Hello Everyone, Grace and Peace to You,
Every once in a while I add someone to this email list whom I think will receive and make use of our readings in the Bible. If you do not wish to receive this weekly mailing please reply and ask me to remove you from my list. I will promptly comply with your wish.
Please note that worship times revert to our regular schedule starting this Sunday: Grey Eagle UMC at 9:00 AM and Peace United at 10:30 AM.
A question came up yesterday about why there are so many more readings listed here then I list in the bulletins. This happens primarily during the season of Pentecost which runs from the end of May or the beginning of June through the end of November. The other seasons of the church (Can you name them all? Answers below.) have only four readings: Old Testament (or Acts), Psalm (which is related to the OT reading), Epistle, and Gospel. During Pentecost there are two tracks of OT readings, a continuous reading (such as the story of Abraham and his descendants or the Kings of Israel) with a related Psalm or an OT selection that is related to the Gospel lesson and its related Psalm. Lutherans tend to follow the second option and most others follow the continuous readings as I do.
This week we beginning two new tracks and returning to another. The Old Testament readings for the rest of Pentecost will not be so continuous as we hit Song of Solomon (once), Proverbs (three times), Esther (once), Job (four times), and Ruth (twice). For the Epistles we will have five weeks of James and seven weeks of Hebrews.

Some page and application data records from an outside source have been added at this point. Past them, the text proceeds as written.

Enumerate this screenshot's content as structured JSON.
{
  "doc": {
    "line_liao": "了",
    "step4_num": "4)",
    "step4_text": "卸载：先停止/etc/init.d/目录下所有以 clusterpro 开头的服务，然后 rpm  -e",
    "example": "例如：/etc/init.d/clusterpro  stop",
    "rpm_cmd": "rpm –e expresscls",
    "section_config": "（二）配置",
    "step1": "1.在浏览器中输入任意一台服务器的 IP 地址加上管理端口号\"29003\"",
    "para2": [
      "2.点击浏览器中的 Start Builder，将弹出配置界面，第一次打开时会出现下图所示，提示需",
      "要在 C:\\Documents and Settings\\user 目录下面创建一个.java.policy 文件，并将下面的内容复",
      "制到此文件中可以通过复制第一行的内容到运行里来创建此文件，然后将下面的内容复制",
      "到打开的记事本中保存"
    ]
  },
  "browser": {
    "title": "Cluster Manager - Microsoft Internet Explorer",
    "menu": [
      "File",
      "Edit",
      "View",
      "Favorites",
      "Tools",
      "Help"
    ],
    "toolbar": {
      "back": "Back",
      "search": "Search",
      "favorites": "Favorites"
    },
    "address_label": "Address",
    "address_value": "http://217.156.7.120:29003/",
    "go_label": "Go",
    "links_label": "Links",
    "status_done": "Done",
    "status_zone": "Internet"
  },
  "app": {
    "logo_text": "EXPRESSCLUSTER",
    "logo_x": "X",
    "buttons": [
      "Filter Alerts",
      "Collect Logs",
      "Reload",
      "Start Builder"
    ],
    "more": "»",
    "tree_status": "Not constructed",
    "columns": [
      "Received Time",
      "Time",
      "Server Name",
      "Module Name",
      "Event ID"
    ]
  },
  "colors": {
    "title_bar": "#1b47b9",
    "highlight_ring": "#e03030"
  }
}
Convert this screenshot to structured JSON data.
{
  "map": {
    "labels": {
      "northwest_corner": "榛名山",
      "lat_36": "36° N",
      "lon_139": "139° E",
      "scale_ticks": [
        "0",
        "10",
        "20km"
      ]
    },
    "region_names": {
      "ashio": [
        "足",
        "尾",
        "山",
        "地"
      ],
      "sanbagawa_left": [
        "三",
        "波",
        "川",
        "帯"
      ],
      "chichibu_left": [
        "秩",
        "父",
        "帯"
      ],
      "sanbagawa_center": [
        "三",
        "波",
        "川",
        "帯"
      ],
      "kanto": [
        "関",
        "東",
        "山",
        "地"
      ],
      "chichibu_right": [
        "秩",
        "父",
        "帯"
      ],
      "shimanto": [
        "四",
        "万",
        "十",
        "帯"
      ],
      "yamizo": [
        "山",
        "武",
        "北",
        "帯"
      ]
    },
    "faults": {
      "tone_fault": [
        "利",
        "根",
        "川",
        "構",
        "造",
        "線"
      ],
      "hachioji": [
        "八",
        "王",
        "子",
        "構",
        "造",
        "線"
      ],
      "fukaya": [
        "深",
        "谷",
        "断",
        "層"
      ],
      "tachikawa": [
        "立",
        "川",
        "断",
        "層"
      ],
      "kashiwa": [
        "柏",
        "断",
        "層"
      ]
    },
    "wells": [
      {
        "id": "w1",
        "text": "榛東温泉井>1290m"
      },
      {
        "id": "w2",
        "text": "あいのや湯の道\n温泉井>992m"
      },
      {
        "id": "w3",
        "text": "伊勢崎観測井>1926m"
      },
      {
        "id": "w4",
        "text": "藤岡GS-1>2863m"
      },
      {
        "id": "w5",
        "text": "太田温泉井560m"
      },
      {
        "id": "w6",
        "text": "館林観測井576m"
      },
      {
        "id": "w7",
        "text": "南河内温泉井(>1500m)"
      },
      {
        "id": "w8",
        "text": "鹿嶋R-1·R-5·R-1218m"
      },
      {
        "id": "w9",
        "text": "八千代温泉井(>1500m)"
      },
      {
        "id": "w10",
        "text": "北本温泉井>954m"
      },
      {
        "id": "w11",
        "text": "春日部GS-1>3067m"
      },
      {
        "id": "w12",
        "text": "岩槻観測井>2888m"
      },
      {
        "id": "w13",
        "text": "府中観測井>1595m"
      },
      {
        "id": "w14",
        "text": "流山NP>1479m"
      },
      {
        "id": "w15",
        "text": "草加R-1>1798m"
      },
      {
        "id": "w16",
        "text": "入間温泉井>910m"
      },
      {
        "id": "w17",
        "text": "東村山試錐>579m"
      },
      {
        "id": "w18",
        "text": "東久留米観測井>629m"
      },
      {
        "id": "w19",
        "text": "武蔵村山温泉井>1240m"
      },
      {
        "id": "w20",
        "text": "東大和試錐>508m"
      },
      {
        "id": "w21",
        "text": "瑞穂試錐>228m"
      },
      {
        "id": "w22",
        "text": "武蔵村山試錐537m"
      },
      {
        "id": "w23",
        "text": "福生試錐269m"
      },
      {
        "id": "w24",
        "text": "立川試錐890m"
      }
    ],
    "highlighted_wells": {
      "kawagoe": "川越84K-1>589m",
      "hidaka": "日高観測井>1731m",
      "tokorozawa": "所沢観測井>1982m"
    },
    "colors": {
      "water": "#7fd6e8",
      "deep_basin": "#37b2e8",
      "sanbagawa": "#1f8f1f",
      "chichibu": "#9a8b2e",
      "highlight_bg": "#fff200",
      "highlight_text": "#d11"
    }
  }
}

We also return to our readings in the Gospel of Mark.
Song of Solomon 2:8-13 – One commentator I read some time ago (I was preparing for a wedding in which the bride chose some passages from this book) said that more young boys would be reading their Bibles with a flashlight under their bed covers if they only knew about Song of Solomon. Another commentator said that between the matter-of-fact downer of Ecclesiastes and the the harsh words of Isaiah lies this book of soaring beauty and celebration of love. This is the only time in the 3 year lectionary cycle that we have a reading from Song of Solomon, also known as Song of Songs. This (too) short reading celebrates the coming of Spring and the return of the woman’s lover. As you venture into the Song please read whatever notes you have about this collection of love poems and the various speakers, mostly the man and the woman.
Psalm 45:1-2, 6-9 – The Psalmist celebrates the King who is anointed by God and who has good looks (verse 2), fine clothes (verse 8a), luxurious living quarters (8b), and beautiful women (9). Nice job if you can get it.
Deuteronomy 4:1-2, 6-9 – This OT reading and the Psalm listed below are chosen by the lectionary committee to go along with our Gospel reading. If you remember from our other readings from Deuteronomy, this last book of the Torah is essentially a final address of Moses to the people of Israel before his death. The basic message in this reading is Moses’ exhortation to the Israelites to “NOT FORGET” what they have seen in their wanderings and what they are about to hear from Moses. By remembering and living the law other nations will know the goodness and greatness of God.
Psalm 146 – This Psalm reflect many of the laws given by Moses in Deuteronomy and also reflect Isaiah and other prophets’ call for justice. Not only is God the creator of all that is but God cares for those in need: justice for the oppressed, food for the hungry, freedom for prisoners, support to the broken, love for the righteous, care for the strangers, orphans, and widows. If God is concerned for all these people why does the United States of America, the greatest and richest nation, have oppressed people (inequality), hungry children and adults, overcrowded prisons, broken families in poverty, and no love for immigrants? I’m just asking.
James 1:17-27 – Many have characterized James as a book of works while thinking of Paul’s letters as being only about faith. Wrong on both counts. Paul calls us to faith but then reminds us that faith must be lived in the things we say and do. James is no different though we tend to focus on what James calls us to do. In verse 17 James reminds us that every good we do, every act of giving, is not just us but comes from God. This passage then proceeds to let us know what some of our behaviors should look like as faithful followers: listen more, speak less, be angry even less, live cleanly, and be doers of the word. These are some of the themes that James will return to. Finally, what is James definition of “pure, undefiled religion”?
Mark 7:1-8, 14-15, 21-23 – Please read the entire passage, 1-23. The scribes and Pharisee’s complain to Jesus that his disciples do not wash before they eat (Parents, can you hear yourselves with your children?) and therefore break Moses’ commandments (see the Deuteronomy passage above). How many times do we hear Christians complaining about other Christians breaking God’s law? Jesus turns their argument back on them by pointing out that some of them break the law by not caring for their parents. I can picture those other Christians using the same argument with the complaining Christians. What does Jesus say about washing hands in verse 15? [Note – most modern translations omit verse 16. Check the notes in your version.] Why do you think that Mark calls the words of Jesus in 14 and 15 and “parable” in verse 17? If food, even unwashed food, does not defile us, what does? Do you hear echoes of this in our James reading?
Have a great week exploring the wonderful Word of God.